A little under two months after an anomaly during a static fire test that resulted in the destruction of a Crew Dragon spacecraft, SpaceX has released an update on the progress of the provider’s investigation.
The mishap that resulted in the destruction of the Crew Dragon spacecraft that was recovered following the SpaceX Demo-1 mission occurred on Saturday, April 20. In preparation for an inflight abort test, SpaceX was performing a static fire test of the spacecraft’s two thruster systems.
The sixteen Draco thrusters, which are used for on-orbit manoeuvring were test-fired first and performed as expected. As SpaceX ground crews were preparing to fire the eight SuperDraco thrusters, which are used in the event of a launch escape, the spacecraft exploded.
In a July 15 press release, SpaceX revealed that the anomaly that caused the explosion occurred approximately 100 milliseconds prior to the ignition of the Crew Dragon’s SuperDraco thrusters. According to SpaceX, the explosion was the result of “a leaking component” allowing liquid oxidizer, specifically nitrogen tetroxide (NTO) to enter the spacecraft’s high-pressure helium tubes. A “slug” of NTO then impacted with a helium check valve at high speed causing the valve to fail. The failure of the titanium valve in the high-pressure NTO environment caused an ignition which ultimately led to the explosion.
Although the investigation is not yet concluded, SpaceX has moved to eliminate “any flow path within the launch escape system for liquid propellant to enter the gaseous pressurization system.” Additionally, the titanium check valves will be substituted for burst disks, “which seal completely until opened by high pressure, will mitigate the risk entirely.”

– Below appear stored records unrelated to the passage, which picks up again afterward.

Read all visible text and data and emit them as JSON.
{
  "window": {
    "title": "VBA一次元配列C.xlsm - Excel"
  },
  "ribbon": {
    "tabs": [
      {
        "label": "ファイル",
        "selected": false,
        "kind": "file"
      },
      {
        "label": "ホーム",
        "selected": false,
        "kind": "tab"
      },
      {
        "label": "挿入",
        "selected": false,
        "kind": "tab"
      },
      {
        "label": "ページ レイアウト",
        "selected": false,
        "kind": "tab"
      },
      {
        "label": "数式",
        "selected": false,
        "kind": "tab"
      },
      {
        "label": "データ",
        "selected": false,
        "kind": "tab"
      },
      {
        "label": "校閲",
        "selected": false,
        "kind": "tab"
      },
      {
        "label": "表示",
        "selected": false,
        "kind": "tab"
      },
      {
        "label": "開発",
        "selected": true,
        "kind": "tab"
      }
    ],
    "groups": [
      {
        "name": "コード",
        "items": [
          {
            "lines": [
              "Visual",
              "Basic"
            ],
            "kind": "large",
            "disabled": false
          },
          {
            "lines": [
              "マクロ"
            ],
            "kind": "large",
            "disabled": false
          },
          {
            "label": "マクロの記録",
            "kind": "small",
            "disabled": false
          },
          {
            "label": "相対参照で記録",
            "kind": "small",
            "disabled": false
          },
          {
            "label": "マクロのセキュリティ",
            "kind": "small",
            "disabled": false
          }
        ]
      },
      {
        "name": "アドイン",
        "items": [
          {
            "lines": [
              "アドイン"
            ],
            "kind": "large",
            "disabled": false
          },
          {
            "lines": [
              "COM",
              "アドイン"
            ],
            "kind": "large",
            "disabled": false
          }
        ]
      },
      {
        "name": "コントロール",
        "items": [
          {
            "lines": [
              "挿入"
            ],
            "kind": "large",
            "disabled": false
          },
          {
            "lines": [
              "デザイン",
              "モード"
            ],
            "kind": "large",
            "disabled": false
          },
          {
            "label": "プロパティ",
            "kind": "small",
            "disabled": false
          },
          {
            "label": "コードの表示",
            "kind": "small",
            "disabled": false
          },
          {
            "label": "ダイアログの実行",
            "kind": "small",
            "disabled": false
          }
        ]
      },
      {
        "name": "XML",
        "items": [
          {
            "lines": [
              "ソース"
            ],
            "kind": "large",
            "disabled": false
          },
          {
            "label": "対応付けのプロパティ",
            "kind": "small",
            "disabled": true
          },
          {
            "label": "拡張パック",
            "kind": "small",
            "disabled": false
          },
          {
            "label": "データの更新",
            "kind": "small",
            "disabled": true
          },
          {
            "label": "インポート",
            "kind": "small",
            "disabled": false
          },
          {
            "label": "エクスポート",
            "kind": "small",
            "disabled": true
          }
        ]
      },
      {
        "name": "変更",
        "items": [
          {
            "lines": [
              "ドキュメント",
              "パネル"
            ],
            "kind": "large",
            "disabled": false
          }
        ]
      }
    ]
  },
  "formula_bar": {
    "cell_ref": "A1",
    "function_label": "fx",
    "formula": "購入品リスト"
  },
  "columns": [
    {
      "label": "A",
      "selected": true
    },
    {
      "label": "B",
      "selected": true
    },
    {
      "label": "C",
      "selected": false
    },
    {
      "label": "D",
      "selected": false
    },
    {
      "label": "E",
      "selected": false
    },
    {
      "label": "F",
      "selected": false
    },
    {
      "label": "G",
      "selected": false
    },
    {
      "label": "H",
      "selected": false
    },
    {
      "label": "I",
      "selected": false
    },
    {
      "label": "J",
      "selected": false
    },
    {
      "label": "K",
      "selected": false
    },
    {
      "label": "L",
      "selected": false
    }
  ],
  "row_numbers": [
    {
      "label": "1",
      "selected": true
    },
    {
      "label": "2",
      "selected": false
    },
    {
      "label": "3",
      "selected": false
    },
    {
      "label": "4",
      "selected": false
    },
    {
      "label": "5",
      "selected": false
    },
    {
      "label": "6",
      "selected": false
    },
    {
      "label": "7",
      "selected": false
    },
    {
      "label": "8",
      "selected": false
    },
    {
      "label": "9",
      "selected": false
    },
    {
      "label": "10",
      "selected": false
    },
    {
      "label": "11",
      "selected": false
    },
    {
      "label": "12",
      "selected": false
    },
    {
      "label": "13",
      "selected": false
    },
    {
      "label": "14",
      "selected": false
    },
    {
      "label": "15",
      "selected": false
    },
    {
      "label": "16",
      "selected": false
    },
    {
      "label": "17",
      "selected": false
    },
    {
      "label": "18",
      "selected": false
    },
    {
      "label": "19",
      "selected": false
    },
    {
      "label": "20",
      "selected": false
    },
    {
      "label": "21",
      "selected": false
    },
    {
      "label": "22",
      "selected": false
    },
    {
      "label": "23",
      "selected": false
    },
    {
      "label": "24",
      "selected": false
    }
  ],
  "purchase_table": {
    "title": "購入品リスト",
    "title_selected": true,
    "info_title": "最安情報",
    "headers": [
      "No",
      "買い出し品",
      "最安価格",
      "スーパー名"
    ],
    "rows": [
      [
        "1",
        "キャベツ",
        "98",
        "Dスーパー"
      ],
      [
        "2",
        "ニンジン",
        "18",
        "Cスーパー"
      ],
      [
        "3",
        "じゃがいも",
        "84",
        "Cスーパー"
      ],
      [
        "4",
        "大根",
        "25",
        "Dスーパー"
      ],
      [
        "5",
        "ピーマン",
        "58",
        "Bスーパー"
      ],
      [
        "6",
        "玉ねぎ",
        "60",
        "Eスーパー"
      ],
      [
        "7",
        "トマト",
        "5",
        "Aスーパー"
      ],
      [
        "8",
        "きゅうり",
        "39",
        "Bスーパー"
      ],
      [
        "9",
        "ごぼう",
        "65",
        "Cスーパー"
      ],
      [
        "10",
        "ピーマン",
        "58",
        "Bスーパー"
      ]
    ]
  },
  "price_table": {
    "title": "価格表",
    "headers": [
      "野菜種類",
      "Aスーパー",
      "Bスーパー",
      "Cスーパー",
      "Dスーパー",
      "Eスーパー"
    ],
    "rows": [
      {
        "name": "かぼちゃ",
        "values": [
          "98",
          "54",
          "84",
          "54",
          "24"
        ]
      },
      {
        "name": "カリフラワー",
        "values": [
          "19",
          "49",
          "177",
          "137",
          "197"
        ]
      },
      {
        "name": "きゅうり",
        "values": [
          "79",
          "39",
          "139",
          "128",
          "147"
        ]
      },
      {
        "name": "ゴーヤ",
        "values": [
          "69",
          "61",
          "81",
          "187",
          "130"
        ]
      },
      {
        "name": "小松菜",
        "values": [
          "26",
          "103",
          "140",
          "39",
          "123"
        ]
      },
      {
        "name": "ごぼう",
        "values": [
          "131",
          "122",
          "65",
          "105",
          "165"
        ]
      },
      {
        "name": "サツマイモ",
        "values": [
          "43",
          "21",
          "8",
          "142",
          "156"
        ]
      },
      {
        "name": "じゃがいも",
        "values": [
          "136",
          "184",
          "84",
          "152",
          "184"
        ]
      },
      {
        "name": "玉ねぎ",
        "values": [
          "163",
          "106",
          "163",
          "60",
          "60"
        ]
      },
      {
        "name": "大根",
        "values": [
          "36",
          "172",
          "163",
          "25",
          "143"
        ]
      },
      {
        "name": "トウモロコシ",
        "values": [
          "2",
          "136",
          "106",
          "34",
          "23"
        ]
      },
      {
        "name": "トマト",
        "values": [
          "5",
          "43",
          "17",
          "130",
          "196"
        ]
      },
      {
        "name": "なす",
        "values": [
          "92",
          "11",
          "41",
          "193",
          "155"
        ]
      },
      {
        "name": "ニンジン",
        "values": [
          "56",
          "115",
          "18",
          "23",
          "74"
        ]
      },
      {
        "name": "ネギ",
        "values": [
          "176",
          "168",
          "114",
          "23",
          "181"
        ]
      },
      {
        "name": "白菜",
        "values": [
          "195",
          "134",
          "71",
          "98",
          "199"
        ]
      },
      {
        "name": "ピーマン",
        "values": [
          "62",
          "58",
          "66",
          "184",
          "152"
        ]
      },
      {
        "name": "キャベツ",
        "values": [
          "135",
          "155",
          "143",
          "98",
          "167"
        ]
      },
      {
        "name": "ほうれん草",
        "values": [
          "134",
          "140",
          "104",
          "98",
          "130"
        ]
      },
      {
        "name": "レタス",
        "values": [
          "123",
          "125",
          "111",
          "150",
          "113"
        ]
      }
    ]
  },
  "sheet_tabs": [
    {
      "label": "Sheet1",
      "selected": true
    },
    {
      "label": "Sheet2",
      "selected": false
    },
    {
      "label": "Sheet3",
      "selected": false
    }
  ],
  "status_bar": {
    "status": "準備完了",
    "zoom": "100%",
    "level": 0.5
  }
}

It is still unclear to what extent the investigation will have on SpaceX’s Commercial Crew Program flights. However, it is likely that a crewed flight to the International Space Station will slip to no earlier than the first quarter of 2020.